Everything is in order. It’s not the dramatic apocalyptic scene that we’d always envisioned. Cars are parked neatly in their spaces at the side of the road; doors are closed and windows remain unbroken. That’s how it was when the Event happened: nothing really changed in the world, no big bang, no screams of pain and panic, and no news stories with rolling tickers at the bottom of the screen spelling out our impending doom. People just went home, kissed their husbands or wives, played with their kids and put them to bed, and then… were never seen again.
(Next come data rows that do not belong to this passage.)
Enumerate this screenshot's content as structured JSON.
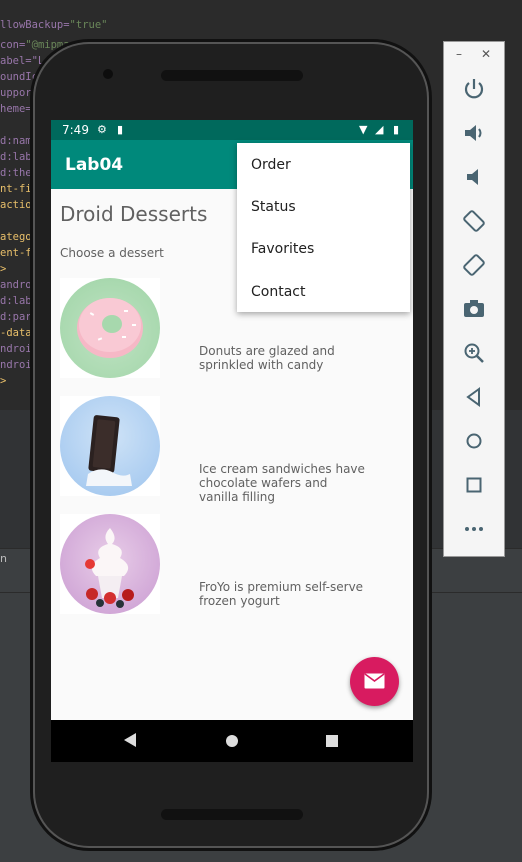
{
  "ide": {
    "code_lines": [
      "llowBackup=\"true\"",
      "con=\"@mipmap/ic_launcher\"",
      "abel=\"L",
      "oundIc",
      "upport",
      "heme=\"",
      "",
      "d:nam",
      "d:lab",
      "d:the",
      "nt-fil",
      "action",
      "",
      "atego",
      "ent-fi",
      ">",
      "androi",
      "d:lab",
      "d:par",
      "-data",
      "ndroi",
      "ndroi",
      ">"
    ],
    "bottom_tab": "n"
  },
  "status_bar": {
    "time": "7:49"
  },
  "app": {
    "title": "Lab04",
    "heading": "Droid Desserts",
    "subheading": "Choose a dessert",
    "desserts": [
      {
        "image": "donut",
        "description": "Donuts are glazed and sprinkled with candy"
      },
      {
        "image": "ice-cream-sandwich",
        "description": "Ice cream sandwiches have chocolate wafers and vanilla filling"
      },
      {
        "image": "froyo",
        "description": "FroYo is premium self-serve frozen yogurt"
      }
    ]
  },
  "overflow_menu": {
    "items": [
      "Order",
      "Status",
      "Favorites",
      "Contact"
    ]
  },
  "fab": {
    "icon": "mail-icon",
    "color": "#d81b60"
  },
  "colors": {
    "status_bar": "#00695c",
    "app_bar": "#00897b",
    "accent": "#d81b60"
  },
  "emulator_toolbar": {
    "buttons": [
      "power-icon",
      "volume-up-icon",
      "volume-down-icon",
      "rotate-left-icon",
      "rotate-right-icon",
      "camera-icon",
      "zoom-icon",
      "back-icon",
      "home-icon",
      "overview-icon",
      "more-icon"
    ]
  }
}
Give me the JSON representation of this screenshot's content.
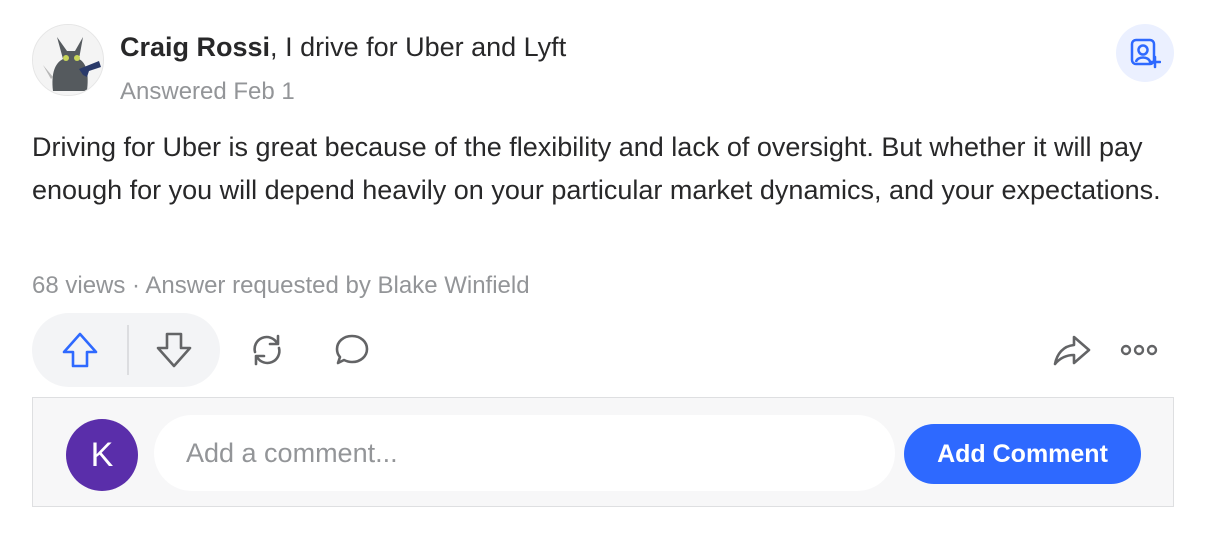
{
  "answer": {
    "author": {
      "name": "Craig Rossi",
      "separator": ", ",
      "credential": "I drive for Uber and Lyft",
      "answered_date": "Answered Feb 1",
      "avatar_icon": "cat-with-gun-avatar"
    },
    "follow_icon": "add-person-icon",
    "body": "Driving for Uber is great because of the flexibility and lack of oversight. But whether it will pay enough for you will depend heavily on your particular market dynamics, and your expectations.",
    "meta": {
      "views": "68 views",
      "separator": " · ",
      "requested_by": "Answer requested by Blake Winfield"
    },
    "actions": {
      "upvote_icon": "upvote-arrow-icon",
      "downvote_icon": "downvote-arrow-icon",
      "share_icon": "reshare-icon",
      "comment_icon": "comment-bubble-icon",
      "forward_icon": "forward-share-icon",
      "more_icon": "more-options-icon"
    },
    "colors": {
      "accent": "#2e69ff",
      "muted": "#939598",
      "text": "#282829",
      "user_avatar": "#5a2eaa"
    }
  },
  "comment_bar": {
    "user_initial": "K",
    "placeholder": "Add a comment...",
    "button_label": "Add Comment"
  }
}
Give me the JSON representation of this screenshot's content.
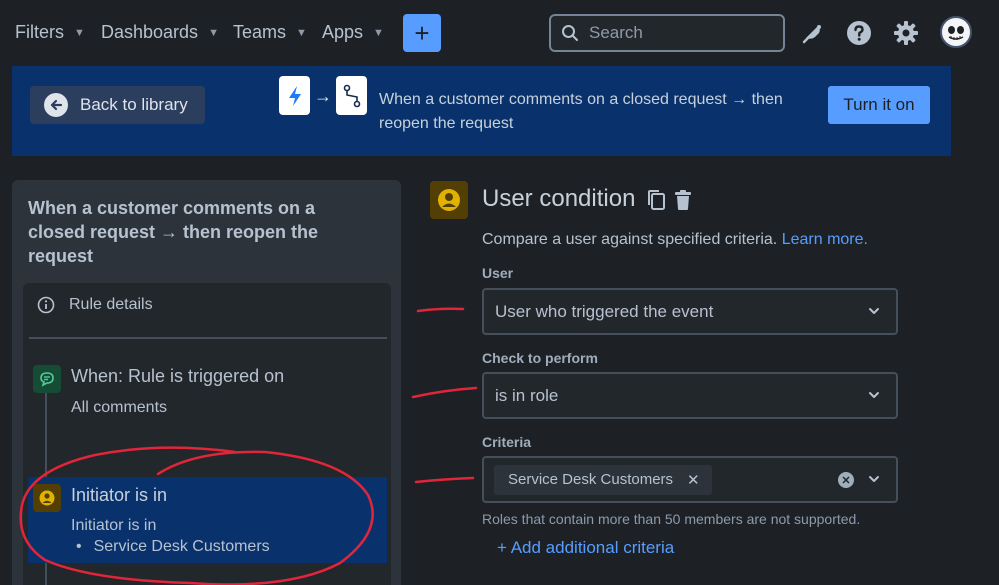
{
  "nav": {
    "items": [
      {
        "label": "Filters"
      },
      {
        "label": "Dashboards"
      },
      {
        "label": "Teams"
      },
      {
        "label": "Apps"
      }
    ],
    "create_label": "+",
    "search_placeholder": "Search"
  },
  "banner": {
    "back_label": "Back to library",
    "description": "When a customer comments on a closed request → then reopen the request",
    "turn_on_label": "Turn it on"
  },
  "left": {
    "title": "When a customer comments on a closed request → then reopen the request",
    "rule_details_label": "Rule details",
    "trigger": {
      "title": "When: Rule is triggered on",
      "subtitle": "All comments"
    },
    "selected": {
      "title": "Initiator is in",
      "subtitle": "Initiator is in",
      "bullet": "Service Desk Customers"
    }
  },
  "condition": {
    "title": "User condition",
    "description": "Compare a user against specified criteria.",
    "learn_more": "Learn more.",
    "user_label": "User",
    "user_value": "User who triggered the event",
    "check_label": "Check to perform",
    "check_value": "is in role",
    "criteria_label": "Criteria",
    "criteria_tag": "Service Desk Customers",
    "hint": "Roles that contain more than 50 members are not supported.",
    "add_criteria": "+ Add additional criteria"
  },
  "colors": {
    "accent": "#579dff",
    "banner": "#09326c",
    "annotation": "#e2253a"
  }
}
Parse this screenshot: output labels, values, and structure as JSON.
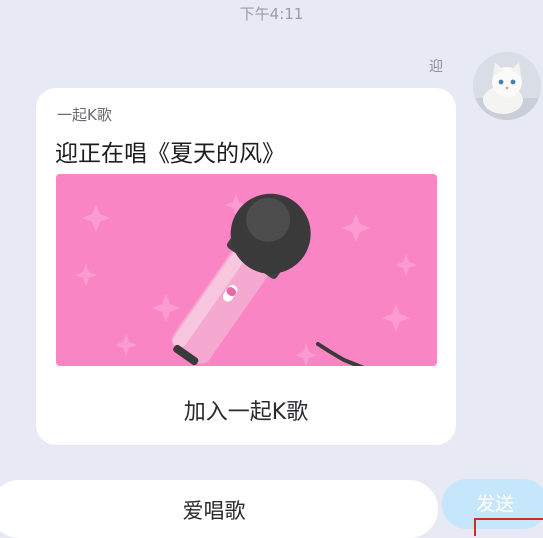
{
  "chat": {
    "timestamp": "下午4:11",
    "sender_name": "迎"
  },
  "music_card": {
    "source": "一起K歌",
    "title": "迎正在唱《夏天的风》",
    "action_label": "加入一起K歌",
    "banner_icon": "microphone-icon",
    "banner_color": "#f985c4"
  },
  "composer": {
    "input_value": "爱唱歌",
    "send_label": "发送",
    "send_color": "#c6e6fb"
  }
}
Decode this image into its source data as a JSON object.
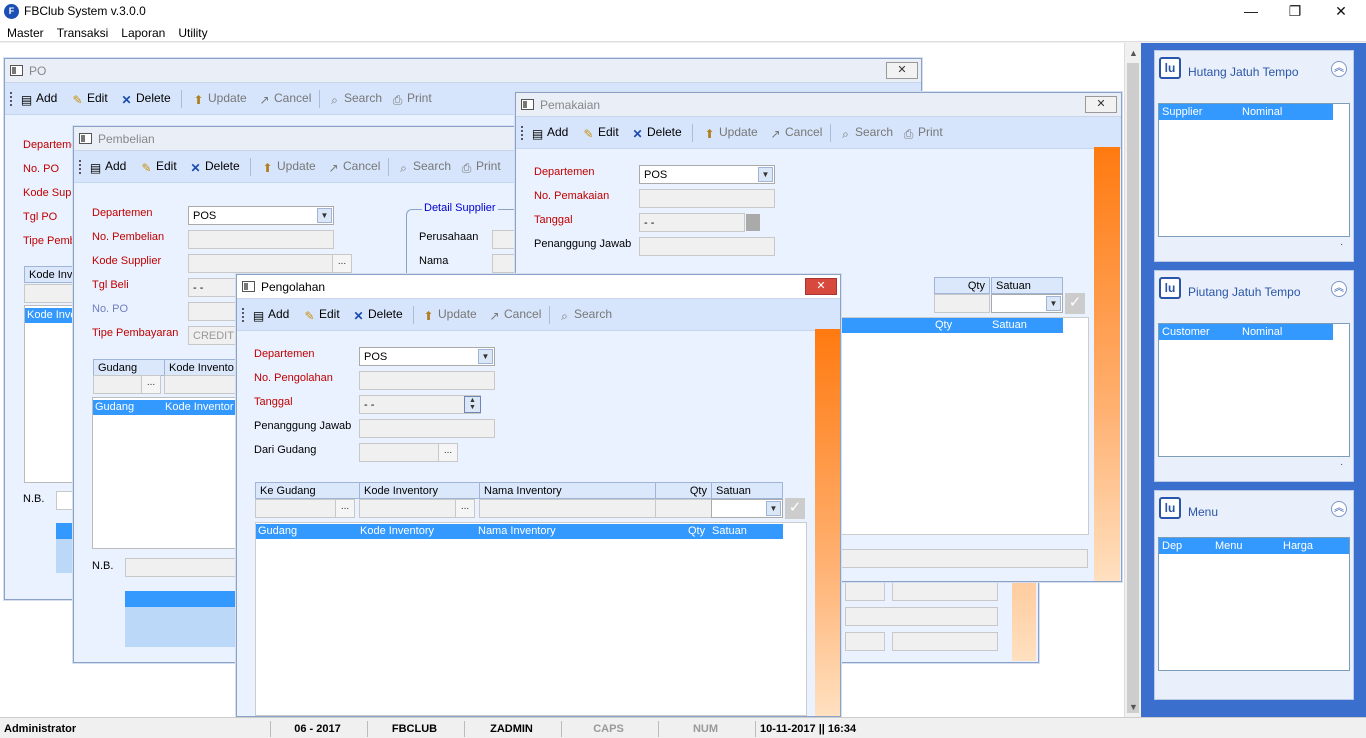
{
  "app": {
    "title": "FBClub System v.3.0.0",
    "icon_label": "F",
    "controls": {
      "minimize": "—",
      "restore": "❐",
      "close": "✕"
    }
  },
  "menubar": [
    "Master",
    "Transaksi",
    "Laporan",
    "Utility"
  ],
  "toolbar_labels": {
    "add": "Add",
    "edit": "Edit",
    "delete": "Delete",
    "update": "Update",
    "cancel": "Cancel",
    "search": "Search",
    "print": "Print"
  },
  "windows": {
    "po": {
      "title": "PO",
      "close": "✕",
      "labels": [
        "Departeme",
        "No. PO",
        "Kode Supp",
        "Tgl PO",
        "Tipe Pemba"
      ],
      "grid_header": "Kode Inve",
      "grid_selected": "Kode Inve",
      "nb": "N.B."
    },
    "pembelian": {
      "title": "Pembelian",
      "departemen_label": "Departemen",
      "departemen_value": "POS",
      "no_pembelian_label": "No. Pembelian",
      "kode_supplier_label": "Kode Supplier",
      "tgl_beli_label": "Tgl Beli",
      "tgl_beli_value": "- -",
      "no_po_label": "No. PO",
      "tipe_pembayaran_label": "Tipe Pembayaran",
      "tipe_pembayaran_value": "CREDIT",
      "detail_supplier": "Detail Supplier",
      "perusahaan_label": "Perusahaan",
      "nama_label": "Nama",
      "grid_headers": [
        "Gudang",
        "Kode Invento"
      ],
      "grid_selected": [
        "Gudang",
        "Kode Inventor"
      ],
      "nb": "N.B.",
      "ellipsis": "..."
    },
    "pemakaian": {
      "title": "Pemakaian",
      "close": "✕",
      "departemen_label": "Departemen",
      "departemen_value": "POS",
      "no_pemakaian_label": "No. Pemakaian",
      "tanggal_label": "Tanggal",
      "tanggal_value": "- -",
      "penanggung_label": "Penanggung Jawab",
      "grid_headers": [
        "Qty",
        "Satuan"
      ],
      "grid_selected": [
        "Qty",
        "Satuan"
      ]
    },
    "pengolahan": {
      "title": "Pengolahan",
      "close": "✕",
      "departemen_label": "Departemen",
      "departemen_value": "POS",
      "no_pengolahan_label": "No. Pengolahan",
      "tanggal_label": "Tanggal",
      "tanggal_value": "- -",
      "penanggung_label": "Penanggung Jawab",
      "dari_gudang_label": "Dari Gudang",
      "grid_headers": [
        "Ke Gudang",
        "Kode Inventory",
        "Nama Inventory",
        "Qty",
        "Satuan"
      ],
      "grid_selected": [
        "Gudang",
        "Kode Inventory",
        "Nama Inventory",
        "Qty",
        "Satuan"
      ],
      "ellipsis": "...",
      "check": "✓"
    }
  },
  "right_panel": {
    "hutang": {
      "title": "Hutang Jatuh Tempo",
      "columns": [
        "Supplier",
        "Nominal"
      ],
      "footer": "."
    },
    "piutang": {
      "title": "Piutang Jatuh Tempo",
      "columns": [
        "Customer",
        "Nominal"
      ],
      "footer": "."
    },
    "menu": {
      "title": "Menu",
      "columns": [
        "Dep",
        "Menu",
        "Harga"
      ]
    },
    "chevron": "︽",
    "icon_label": "lu"
  },
  "statusbar": {
    "user": "Administrator",
    "period": "06 - 2017",
    "company": "FBCLUB",
    "login": "ZADMIN",
    "caps": "CAPS",
    "num": "NUM",
    "datetime": "10-11-2017 || 16:34"
  },
  "colors": {
    "accent": "#3399ff",
    "panel": "#3a6fcd",
    "window_bg": "#eaf2ff",
    "toolbar": "#d6e5fb",
    "required_label": "#c00000",
    "orange": "#ff7a10"
  }
}
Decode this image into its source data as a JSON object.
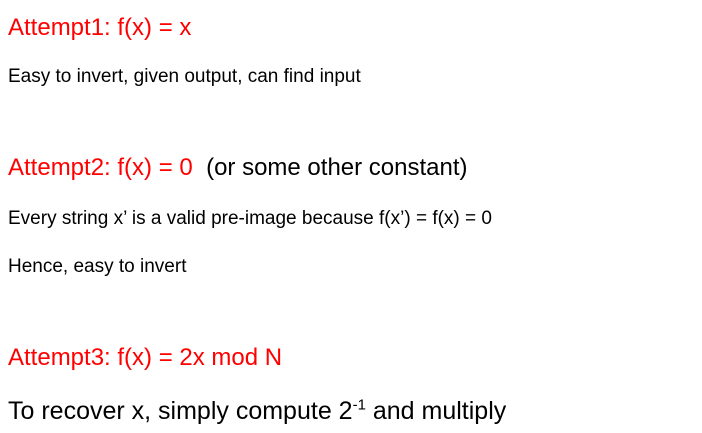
{
  "attempt1": {
    "heading": "Attempt1: f(x) = x",
    "description": "Easy to invert, given output, can find input"
  },
  "attempt2": {
    "heading": "Attempt2: f(x) = 0",
    "heading_note": "(or some other constant)",
    "line1": "Every string x’ is a valid pre-image because f(x’) = f(x) = 0",
    "line2": "Hence, easy to invert"
  },
  "attempt3": {
    "heading": "Attempt3: f(x) = 2x mod N",
    "line_before": "To recover x, simply compute 2",
    "exponent": "-1",
    "line_after": " and multiply"
  },
  "colors": {
    "heading": "#ff0000",
    "text": "#000000"
  }
}
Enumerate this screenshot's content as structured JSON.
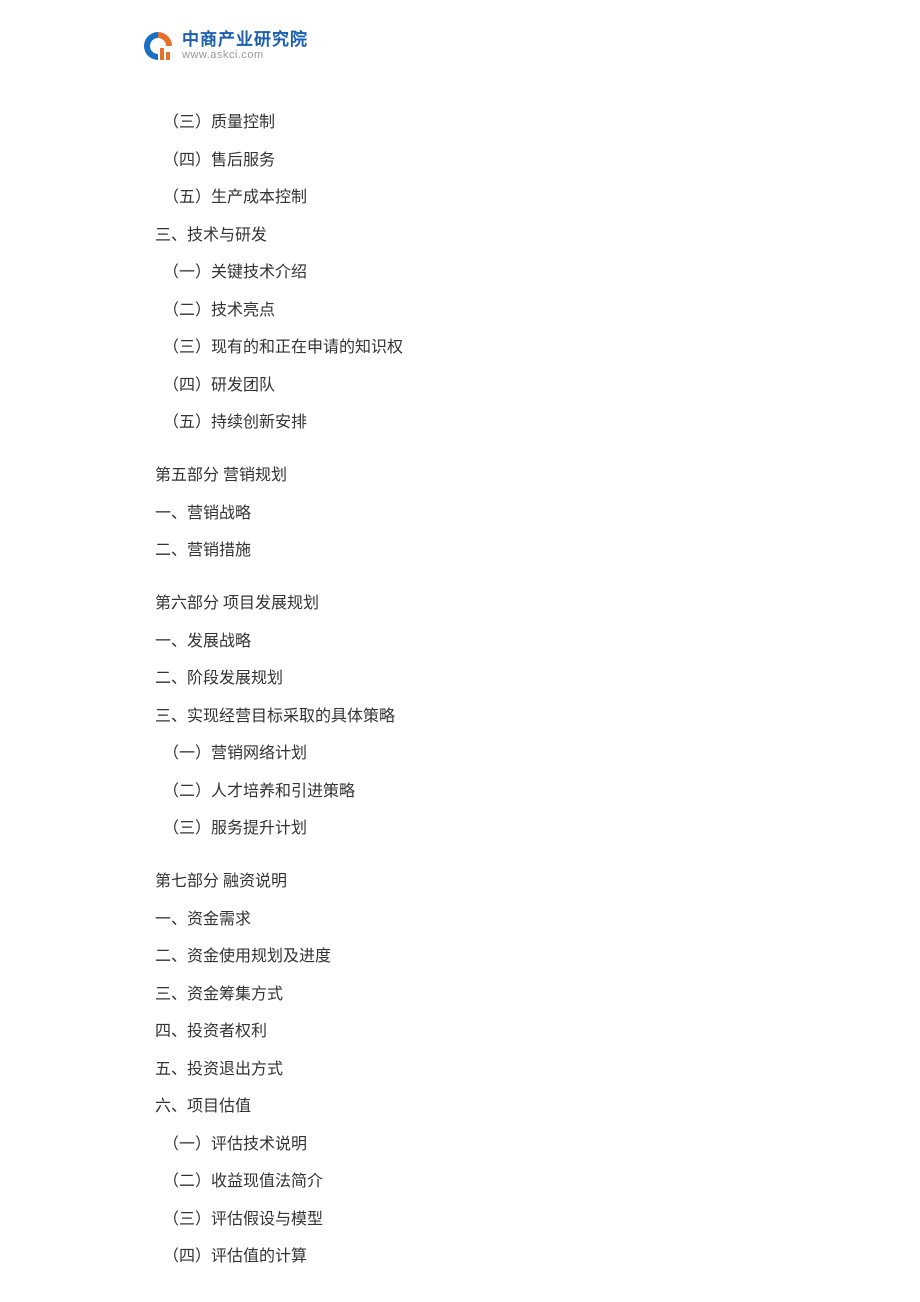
{
  "logo": {
    "chinese": "中商产业研究院",
    "url": "www.askci.com"
  },
  "toc": {
    "group1": [
      "（三）质量控制",
      "（四）售后服务",
      "（五）生产成本控制",
      "三、技术与研发",
      "（一）关键技术介绍",
      "（二）技术亮点",
      "（三）现有的和正在申请的知识权",
      "（四）研发团队",
      "（五）持续创新安排"
    ],
    "section5_title": "第五部分  营销规划",
    "section5_items": [
      "一、营销战略",
      "二、营销措施"
    ],
    "section6_title": "第六部分  项目发展规划",
    "section6_items": [
      "一、发展战略",
      "二、阶段发展规划",
      "三、实现经营目标采取的具体策略",
      "（一）营销网络计划",
      "（二）人才培养和引进策略",
      "（三）服务提升计划"
    ],
    "section7_title": "第七部分  融资说明",
    "section7_items": [
      "一、资金需求",
      "二、资金使用规划及进度",
      "三、资金筹集方式",
      "四、投资者权利",
      "五、投资退出方式",
      "六、项目估值",
      "（一）评估技术说明",
      "（二）收益现值法简介",
      "（三）评估假设与模型",
      "（四）评估值的计算"
    ]
  }
}
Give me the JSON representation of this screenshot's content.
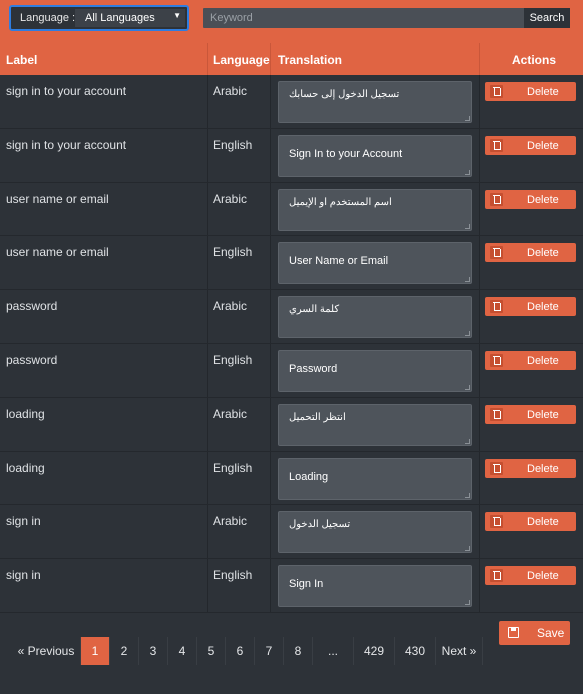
{
  "toolbar": {
    "language_label": "Language :",
    "language_value": "All Languages",
    "search_placeholder": "Keyword",
    "search_label": "Search"
  },
  "table": {
    "headers": {
      "label": "Label",
      "language": "Language",
      "translation": "Translation",
      "actions": "Actions"
    },
    "delete_label": "Delete",
    "rows": [
      {
        "label": "sign in to your account",
        "language": "Arabic",
        "translation": "تسجيل الدخول إلى حسابك"
      },
      {
        "label": "sign in to your account",
        "language": "English",
        "translation": "Sign In to your Account"
      },
      {
        "label": "user name or email",
        "language": "Arabic",
        "translation": "اسم المستخدم او الإيميل"
      },
      {
        "label": "user name or email",
        "language": "English",
        "translation": "User Name or Email"
      },
      {
        "label": "password",
        "language": "Arabic",
        "translation": "كلمة السري"
      },
      {
        "label": "password",
        "language": "English",
        "translation": "Password"
      },
      {
        "label": "loading",
        "language": "Arabic",
        "translation": "انتظر التحميل"
      },
      {
        "label": "loading",
        "language": "English",
        "translation": "Loading"
      },
      {
        "label": "sign in",
        "language": "Arabic",
        "translation": "تسجيل الدخول"
      },
      {
        "label": "sign in",
        "language": "English",
        "translation": "Sign In"
      }
    ]
  },
  "footer": {
    "save_label": "Save"
  },
  "pagination": {
    "previous": "« Previous",
    "next": "Next »",
    "pages": [
      "1",
      "2",
      "3",
      "4",
      "5",
      "6",
      "7",
      "8",
      "...",
      "429",
      "430"
    ],
    "current": "1"
  },
  "colors": {
    "accent": "#e06443",
    "background": "#2d3238",
    "input": "#4e545b",
    "focus_ring": "#2f7de0"
  },
  "icons": {
    "delete": "trash-icon",
    "save": "floppy-disk-icon",
    "dropdown": "caret-down-icon"
  }
}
Hands in my pockets and coat collar drawn up under my chin, I wander aimlessly down the middle of the road. I turn into a side street, walk between rows of town houses, neon lightning flickering from behind the windows. Amber eyes watch me from behind a half-licked paw as I walk past. It feels strange to be observed now; I work hard to resist the urge to hold my hand up and shield my face from that haughty glare, the eyes hold questions and accusations “What you doing here two-legs, don’t you know that we rule the world now?” I want to turn and shout that we’re still here, all of us… here and yet not here, but my accuser has already closed its eyes and gone back to cleaning its face.
Everyone is here, yet no one is.
Except me, alone. All alone. I wander the dark streets and listen to the sounds coming from the houses, brought to me on a wind that sings the song of the end of all things.
Maybe one day, if I keep moving on, I’ll find someone else who isn’t stuck inside playing Dragon Age: Origins.